Extracted information:
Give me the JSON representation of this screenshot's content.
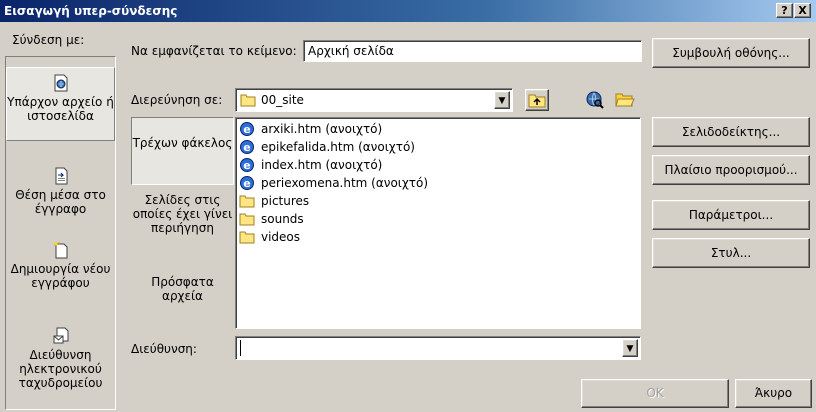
{
  "window": {
    "title": "Εισαγωγή υπερ-σύνδεσης",
    "help_button": "?",
    "close_button": "X"
  },
  "link_to": {
    "label": "Σύνδεση με:",
    "items": [
      {
        "label": "Υπάρχον αρχείο ή ιστοσελίδα",
        "icon": "existing-file-icon",
        "active": true
      },
      {
        "label": "Θέση μέσα στο έγγραφο",
        "icon": "place-in-document-icon",
        "active": false
      },
      {
        "label": "Δημιουργία νέου εγγράφου",
        "icon": "new-document-icon",
        "active": false
      },
      {
        "label": "Διεύθυνση ηλεκτρονικού ταχυδρομείου",
        "icon": "email-address-icon",
        "active": false
      }
    ]
  },
  "text_to_display": {
    "label": "Να εμφανίζεται το κείμενο:",
    "value": "Αρχική σελίδα"
  },
  "screen_tip_button": "Συμβουλή οθόνης...",
  "look_in": {
    "label": "Διερεύνηση σε:",
    "value": "00_site"
  },
  "nav": {
    "items": [
      {
        "label": "Τρέχων φάκελος",
        "active": true
      },
      {
        "label": "Σελίδες στις οποίες έχει γίνει περιήγηση",
        "active": false
      },
      {
        "label": "Πρόσφατα αρχεία",
        "active": false
      }
    ]
  },
  "files": [
    {
      "name": "arxiki.htm (ανοιχτό)",
      "icon": "web-page-icon"
    },
    {
      "name": "epikefalida.htm (ανοιχτό)",
      "icon": "web-page-icon"
    },
    {
      "name": "index.htm (ανοιχτό)",
      "icon": "web-page-icon"
    },
    {
      "name": "periexomena.htm (ανοιχτό)",
      "icon": "web-page-icon"
    },
    {
      "name": "pictures",
      "icon": "folder-icon"
    },
    {
      "name": "sounds",
      "icon": "folder-icon"
    },
    {
      "name": "videos",
      "icon": "folder-icon"
    }
  ],
  "side_buttons": {
    "bookmark": "Σελιδοδείκτης...",
    "target_frame": "Πλαίσιο προορισμού...",
    "parameters": "Παράμετροι...",
    "style": "Στυλ..."
  },
  "address": {
    "label": "Διεύθυνση:",
    "value": ""
  },
  "footer": {
    "ok": "OK",
    "cancel": "Άκυρο"
  },
  "colors": {
    "titlebar_start": "#0a246a",
    "titlebar_end": "#a6caf0",
    "dialog_face": "#d4d0c8"
  }
}
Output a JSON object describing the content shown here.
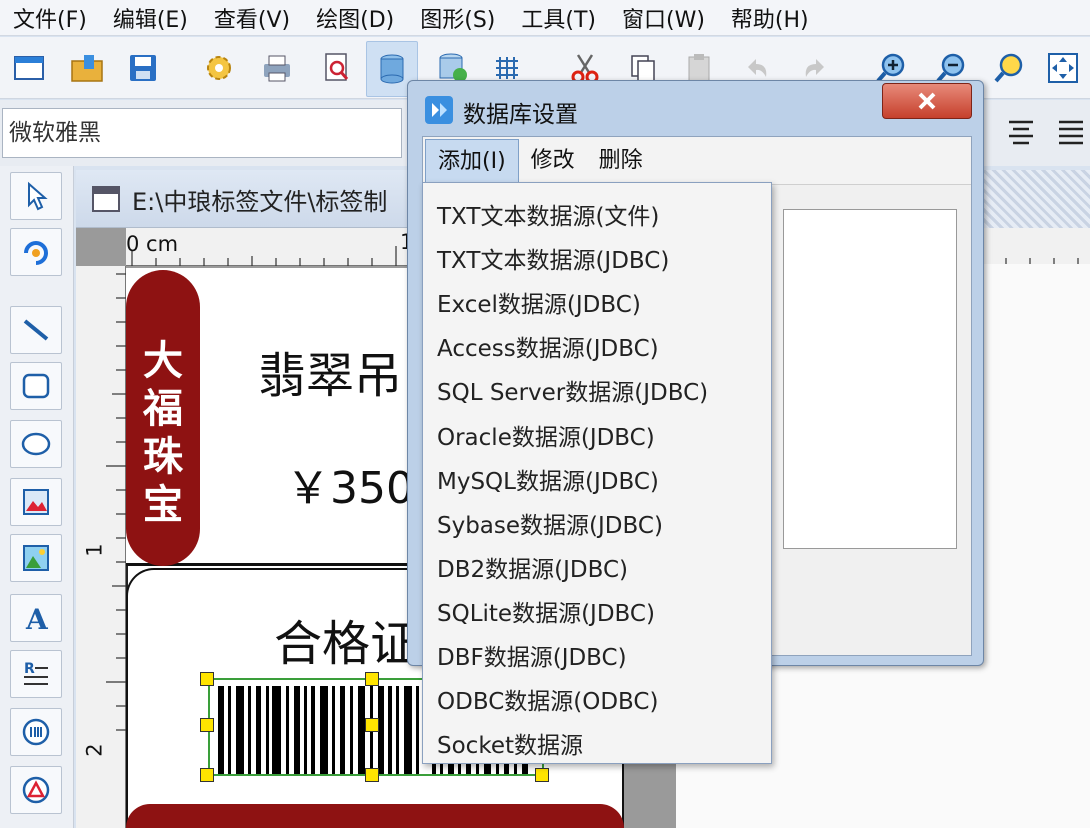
{
  "menu": [
    "文件(F)",
    "编辑(E)",
    "查看(V)",
    "绘图(D)",
    "图形(S)",
    "工具(T)",
    "窗口(W)",
    "帮助(H)"
  ],
  "font": {
    "name": "微软雅黑"
  },
  "document": {
    "title": "E:\\中琅标签文件\\标签制",
    "ruler_labels": [
      "0 cm",
      "1",
      "1",
      "2"
    ],
    "product_name": "翡翠吊",
    "price": "￥350",
    "certificate": "合格证",
    "brand_chars": [
      "大",
      "福",
      "珠",
      "宝"
    ]
  },
  "dialog": {
    "title": "数据库设置",
    "menu": [
      "添加(I)",
      "修改",
      "删除"
    ],
    "dropdown_items": [
      "TXT文本数据源(文件)",
      "TXT文本数据源(JDBC)",
      "Excel数据源(JDBC)",
      "Access数据源(JDBC)",
      "SQL Server数据源(JDBC)",
      "Oracle数据源(JDBC)",
      "MySQL数据源(JDBC)",
      "Sybase数据源(JDBC)",
      "DB2数据源(JDBC)",
      "SQLite数据源(JDBC)",
      "DBF数据源(JDBC)",
      "ODBC数据源(ODBC)",
      "Socket数据源"
    ]
  },
  "colors": {
    "brand_red": "#8e1212",
    "handle_yellow": "#ffe400",
    "selection_green": "#3a9e3a"
  }
}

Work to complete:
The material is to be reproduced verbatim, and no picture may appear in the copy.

Task output:
Give me the JSON representation of this screenshot's content.
{
  "window": {
    "title": "Εισαγωγή υπερ-σύνδεσης",
    "help_button": "?",
    "close_button": "X"
  },
  "link_to": {
    "label": "Σύνδεση με:",
    "items": [
      {
        "label": "Υπάρχον αρχείο ή ιστοσελίδα",
        "icon": "existing-file-icon",
        "active": true
      },
      {
        "label": "Θέση μέσα στο έγγραφο",
        "icon": "place-in-document-icon",
        "active": false
      },
      {
        "label": "Δημιουργία νέου εγγράφου",
        "icon": "new-document-icon",
        "active": false
      },
      {
        "label": "Διεύθυνση ηλεκτρονικού ταχυδρομείου",
        "icon": "email-address-icon",
        "active": false
      }
    ]
  },
  "text_to_display": {
    "label": "Να εμφανίζεται το κείμενο:",
    "value": "Αρχική σελίδα"
  },
  "screen_tip_button": "Συμβουλή οθόνης...",
  "look_in": {
    "label": "Διερεύνηση σε:",
    "value": "00_site"
  },
  "nav": {
    "items": [
      {
        "label": "Τρέχων φάκελος",
        "active": true
      },
      {
        "label": "Σελίδες στις οποίες έχει γίνει περιήγηση",
        "active": false
      },
      {
        "label": "Πρόσφατα αρχεία",
        "active": false
      }
    ]
  },
  "files": [
    {
      "name": "arxiki.htm (ανοιχτό)",
      "icon": "web-page-icon"
    },
    {
      "name": "epikefalida.htm (ανοιχτό)",
      "icon": "web-page-icon"
    },
    {
      "name": "index.htm (ανοιχτό)",
      "icon": "web-page-icon"
    },
    {
      "name": "periexomena.htm (ανοιχτό)",
      "icon": "web-page-icon"
    },
    {
      "name": "pictures",
      "icon": "folder-icon"
    },
    {
      "name": "sounds",
      "icon": "folder-icon"
    },
    {
      "name": "videos",
      "icon": "folder-icon"
    }
  ],
  "side_buttons": {
    "bookmark": "Σελιδοδείκτης...",
    "target_frame": "Πλαίσιο προορισμού...",
    "parameters": "Παράμετροι...",
    "style": "Στυλ..."
  },
  "address": {
    "label": "Διεύθυνση:",
    "value": ""
  },
  "footer": {
    "ok": "OK",
    "cancel": "Άκυρο"
  },
  "colors": {
    "titlebar_start": "#0a246a",
    "titlebar_end": "#a6caf0",
    "dialog_face": "#d4d0c8"
  }
}
Output a JSON object describing the content shown here.
{
  "menu": [
    "文件(F)",
    "编辑(E)",
    "查看(V)",
    "绘图(D)",
    "图形(S)",
    "工具(T)",
    "窗口(W)",
    "帮助(H)"
  ],
  "font": {
    "name": "微软雅黑"
  },
  "document": {
    "title": "E:\\中琅标签文件\\标签制",
    "ruler_labels": [
      "0 cm",
      "1",
      "1",
      "2"
    ],
    "product_name": "翡翠吊",
    "price": "￥350",
    "certificate": "合格证",
    "brand_chars": [
      "大",
      "福",
      "珠",
      "宝"
    ]
  },
  "dialog": {
    "title": "数据库设置",
    "menu": [
      "添加(I)",
      "修改",
      "删除"
    ],
    "dropdown_items": [
      "TXT文本数据源(文件)",
      "TXT文本数据源(JDBC)",
      "Excel数据源(JDBC)",
      "Access数据源(JDBC)",
      "SQL Server数据源(JDBC)",
      "Oracle数据源(JDBC)",
      "MySQL数据源(JDBC)",
      "Sybase数据源(JDBC)",
      "DB2数据源(JDBC)",
      "SQLite数据源(JDBC)",
      "DBF数据源(JDBC)",
      "ODBC数据源(ODBC)",
      "Socket数据源"
    ]
  },
  "colors": {
    "brand_red": "#8e1212",
    "handle_yellow": "#ffe400",
    "selection_green": "#3a9e3a"
  }
}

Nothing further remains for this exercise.